Nicholas Hill  24:56  
That's incredible. Especially for something that started out with the goal of keeping men collaborating and communicating, and then to have that to have it work and to have it spread. And that way is awesome.

David Helmers  25:10  
It was just an accident really was.

Nicholas Hill  25:13  
Well, David, let me ask you for you know, for my final question, is there anything else that it for someone listening that they can do to support the Men's Shed movement or support the Australian Men's Shed Association directly?

David Helmers  25:28  
Like all, you know, charitable organizations, we run on the smell of literally have an oily rag support, as always, we're more than welcome. But I'd like to see, and this is how we started. You know, I never dreamed 15 years ago, there was only a temporary job for me for 12 months. And, you know, famously said, after 12 months, I'm going back to a real job, which kind of never really happened, this became my real job is gay, I always encourage people to get involved with with their sheds, you know, I know throughout the US that starting to evolve, so the US Men's Shed association would be more than happy to hear from people wanting to get involved was started shared in their in their area. But you know, it's just, yeah, help us maintain that, that growth and hopefully one day, and I can see it changing in my 15 years, we've got a world where we don't need men sheds anymore. That's one of the great things about when you're working in a preventative health space, the true measure of your success is when you no longer needed.

Nicholas Hill  26:37  
David, I just want to say thank you, sir, for your time today to volunteering to talk with us. And really for all the work that the Australian Men's Shed association is doing I'm really excited to continue to follow your work and hope you have an incredible rest of the year

David Helmers  26:53  
It's been an absolute pleasure. Thank you and you too.
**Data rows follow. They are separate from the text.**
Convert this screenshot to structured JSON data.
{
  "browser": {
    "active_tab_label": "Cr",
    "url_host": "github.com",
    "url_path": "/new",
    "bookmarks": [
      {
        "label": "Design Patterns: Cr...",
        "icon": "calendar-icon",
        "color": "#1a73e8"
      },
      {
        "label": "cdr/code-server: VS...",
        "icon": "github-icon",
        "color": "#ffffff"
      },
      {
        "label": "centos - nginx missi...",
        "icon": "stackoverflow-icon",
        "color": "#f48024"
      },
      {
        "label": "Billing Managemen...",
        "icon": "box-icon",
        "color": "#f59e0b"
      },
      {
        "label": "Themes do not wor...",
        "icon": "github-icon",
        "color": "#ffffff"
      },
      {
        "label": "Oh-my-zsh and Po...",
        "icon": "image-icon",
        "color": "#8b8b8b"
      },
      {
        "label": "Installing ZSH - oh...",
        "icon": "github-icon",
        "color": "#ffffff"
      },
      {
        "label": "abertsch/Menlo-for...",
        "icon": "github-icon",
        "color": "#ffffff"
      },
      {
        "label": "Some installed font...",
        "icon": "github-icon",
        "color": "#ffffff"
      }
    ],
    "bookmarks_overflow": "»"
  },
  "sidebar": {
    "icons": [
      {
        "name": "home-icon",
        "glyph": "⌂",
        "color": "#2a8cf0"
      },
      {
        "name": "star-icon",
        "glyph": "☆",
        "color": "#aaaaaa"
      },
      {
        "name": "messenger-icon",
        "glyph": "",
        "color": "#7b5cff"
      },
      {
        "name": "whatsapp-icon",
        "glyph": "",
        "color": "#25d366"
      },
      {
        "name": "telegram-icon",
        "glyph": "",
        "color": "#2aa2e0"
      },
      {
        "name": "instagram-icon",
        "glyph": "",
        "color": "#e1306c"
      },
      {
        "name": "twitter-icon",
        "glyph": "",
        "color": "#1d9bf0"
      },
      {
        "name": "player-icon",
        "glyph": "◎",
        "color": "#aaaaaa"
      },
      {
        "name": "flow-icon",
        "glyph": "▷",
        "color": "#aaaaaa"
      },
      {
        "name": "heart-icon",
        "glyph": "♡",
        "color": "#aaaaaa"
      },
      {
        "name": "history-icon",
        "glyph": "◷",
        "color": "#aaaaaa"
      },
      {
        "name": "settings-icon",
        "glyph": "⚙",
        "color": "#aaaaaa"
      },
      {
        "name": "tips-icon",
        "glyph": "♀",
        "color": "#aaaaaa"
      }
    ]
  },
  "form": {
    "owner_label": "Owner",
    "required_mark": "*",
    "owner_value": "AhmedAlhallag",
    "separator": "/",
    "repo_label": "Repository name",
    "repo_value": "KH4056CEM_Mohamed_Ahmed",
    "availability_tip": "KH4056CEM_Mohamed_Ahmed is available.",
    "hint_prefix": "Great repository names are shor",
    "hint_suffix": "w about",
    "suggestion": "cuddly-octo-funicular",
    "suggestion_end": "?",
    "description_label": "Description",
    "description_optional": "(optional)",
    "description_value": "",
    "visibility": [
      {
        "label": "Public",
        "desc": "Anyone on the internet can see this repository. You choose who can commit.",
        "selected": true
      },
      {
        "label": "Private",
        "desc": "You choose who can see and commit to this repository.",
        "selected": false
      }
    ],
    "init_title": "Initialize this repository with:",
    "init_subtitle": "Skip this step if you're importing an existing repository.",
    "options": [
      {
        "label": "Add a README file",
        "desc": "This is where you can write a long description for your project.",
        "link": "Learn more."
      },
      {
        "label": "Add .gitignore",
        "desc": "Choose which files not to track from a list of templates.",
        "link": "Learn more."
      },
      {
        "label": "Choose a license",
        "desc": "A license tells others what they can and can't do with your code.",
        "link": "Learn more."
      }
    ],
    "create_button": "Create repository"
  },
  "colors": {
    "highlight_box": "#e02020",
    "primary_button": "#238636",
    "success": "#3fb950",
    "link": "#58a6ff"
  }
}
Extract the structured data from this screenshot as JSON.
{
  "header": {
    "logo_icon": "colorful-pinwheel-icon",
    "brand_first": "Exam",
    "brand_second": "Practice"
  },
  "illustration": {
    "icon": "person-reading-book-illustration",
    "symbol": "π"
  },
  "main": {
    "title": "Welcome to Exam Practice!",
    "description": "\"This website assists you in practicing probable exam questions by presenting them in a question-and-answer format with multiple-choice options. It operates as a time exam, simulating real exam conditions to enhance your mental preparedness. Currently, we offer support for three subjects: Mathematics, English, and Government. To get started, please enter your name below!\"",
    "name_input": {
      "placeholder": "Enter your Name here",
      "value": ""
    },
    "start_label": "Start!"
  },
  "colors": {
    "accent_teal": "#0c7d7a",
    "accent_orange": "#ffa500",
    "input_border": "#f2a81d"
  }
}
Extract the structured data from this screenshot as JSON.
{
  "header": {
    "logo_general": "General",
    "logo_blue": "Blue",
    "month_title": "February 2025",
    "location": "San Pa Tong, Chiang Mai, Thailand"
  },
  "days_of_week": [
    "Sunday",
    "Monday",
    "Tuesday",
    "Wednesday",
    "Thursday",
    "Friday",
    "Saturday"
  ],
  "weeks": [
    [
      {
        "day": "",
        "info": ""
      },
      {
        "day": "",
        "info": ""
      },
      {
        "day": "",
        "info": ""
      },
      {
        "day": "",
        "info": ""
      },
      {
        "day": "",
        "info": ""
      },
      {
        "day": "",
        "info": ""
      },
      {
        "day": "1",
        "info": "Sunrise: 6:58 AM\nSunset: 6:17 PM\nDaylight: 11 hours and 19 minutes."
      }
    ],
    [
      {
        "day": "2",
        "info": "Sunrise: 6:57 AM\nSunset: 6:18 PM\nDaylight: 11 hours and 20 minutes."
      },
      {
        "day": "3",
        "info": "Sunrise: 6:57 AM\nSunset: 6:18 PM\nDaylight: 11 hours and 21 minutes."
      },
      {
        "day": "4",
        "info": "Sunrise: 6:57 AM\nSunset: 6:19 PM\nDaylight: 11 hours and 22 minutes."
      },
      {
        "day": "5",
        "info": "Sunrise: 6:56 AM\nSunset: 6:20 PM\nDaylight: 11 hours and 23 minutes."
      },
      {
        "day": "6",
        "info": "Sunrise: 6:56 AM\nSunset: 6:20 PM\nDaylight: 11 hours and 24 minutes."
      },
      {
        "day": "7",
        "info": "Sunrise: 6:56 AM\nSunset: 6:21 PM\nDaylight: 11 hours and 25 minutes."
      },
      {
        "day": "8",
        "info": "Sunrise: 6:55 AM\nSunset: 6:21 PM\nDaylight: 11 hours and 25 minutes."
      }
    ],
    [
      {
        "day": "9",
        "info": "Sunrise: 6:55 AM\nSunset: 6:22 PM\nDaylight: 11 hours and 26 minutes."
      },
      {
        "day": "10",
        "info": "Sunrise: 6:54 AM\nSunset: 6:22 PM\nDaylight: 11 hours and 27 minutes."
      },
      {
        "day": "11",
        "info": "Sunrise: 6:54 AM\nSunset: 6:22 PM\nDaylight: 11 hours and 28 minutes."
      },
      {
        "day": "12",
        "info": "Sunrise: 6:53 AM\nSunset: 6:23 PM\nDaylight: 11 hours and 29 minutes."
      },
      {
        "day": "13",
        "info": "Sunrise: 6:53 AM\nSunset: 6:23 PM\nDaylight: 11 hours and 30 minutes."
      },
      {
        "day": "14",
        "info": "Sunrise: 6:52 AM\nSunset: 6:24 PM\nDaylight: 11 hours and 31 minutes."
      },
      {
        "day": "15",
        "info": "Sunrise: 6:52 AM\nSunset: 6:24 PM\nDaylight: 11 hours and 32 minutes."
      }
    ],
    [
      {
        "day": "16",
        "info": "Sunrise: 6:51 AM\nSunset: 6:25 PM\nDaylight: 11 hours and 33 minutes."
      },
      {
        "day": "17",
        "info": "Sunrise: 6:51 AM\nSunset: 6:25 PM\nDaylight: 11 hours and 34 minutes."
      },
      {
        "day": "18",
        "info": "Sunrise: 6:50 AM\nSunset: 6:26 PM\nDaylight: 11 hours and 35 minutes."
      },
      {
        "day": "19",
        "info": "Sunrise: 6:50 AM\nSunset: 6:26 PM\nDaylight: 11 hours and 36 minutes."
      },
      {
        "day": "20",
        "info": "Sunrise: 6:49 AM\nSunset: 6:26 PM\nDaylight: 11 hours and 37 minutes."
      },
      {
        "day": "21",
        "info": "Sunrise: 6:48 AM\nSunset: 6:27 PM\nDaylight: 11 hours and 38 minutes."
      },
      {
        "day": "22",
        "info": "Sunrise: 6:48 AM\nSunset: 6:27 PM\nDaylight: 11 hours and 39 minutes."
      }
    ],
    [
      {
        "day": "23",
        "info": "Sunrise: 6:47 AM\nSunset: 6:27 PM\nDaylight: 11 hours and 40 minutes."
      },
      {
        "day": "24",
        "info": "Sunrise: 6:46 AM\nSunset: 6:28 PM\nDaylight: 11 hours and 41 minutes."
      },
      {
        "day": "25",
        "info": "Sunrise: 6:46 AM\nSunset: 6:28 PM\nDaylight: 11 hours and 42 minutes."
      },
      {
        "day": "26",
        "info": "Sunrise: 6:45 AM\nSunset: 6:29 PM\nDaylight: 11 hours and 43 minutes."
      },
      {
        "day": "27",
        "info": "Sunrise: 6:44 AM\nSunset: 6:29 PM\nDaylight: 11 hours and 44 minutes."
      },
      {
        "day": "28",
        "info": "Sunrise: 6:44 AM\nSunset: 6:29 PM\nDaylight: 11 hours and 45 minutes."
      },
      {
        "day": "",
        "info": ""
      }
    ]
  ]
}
Nicholas Hill  27:09  
Today's show was directed and produced by me with music from Alex Grohl special thanks to our guests for their time and insight. If you like today's episode, please follow us wherever you listen to podcasts, and consider leaving a review, as it will help us to spread the word about the show. You can view more information about today's episode online at acts of Thank you for listening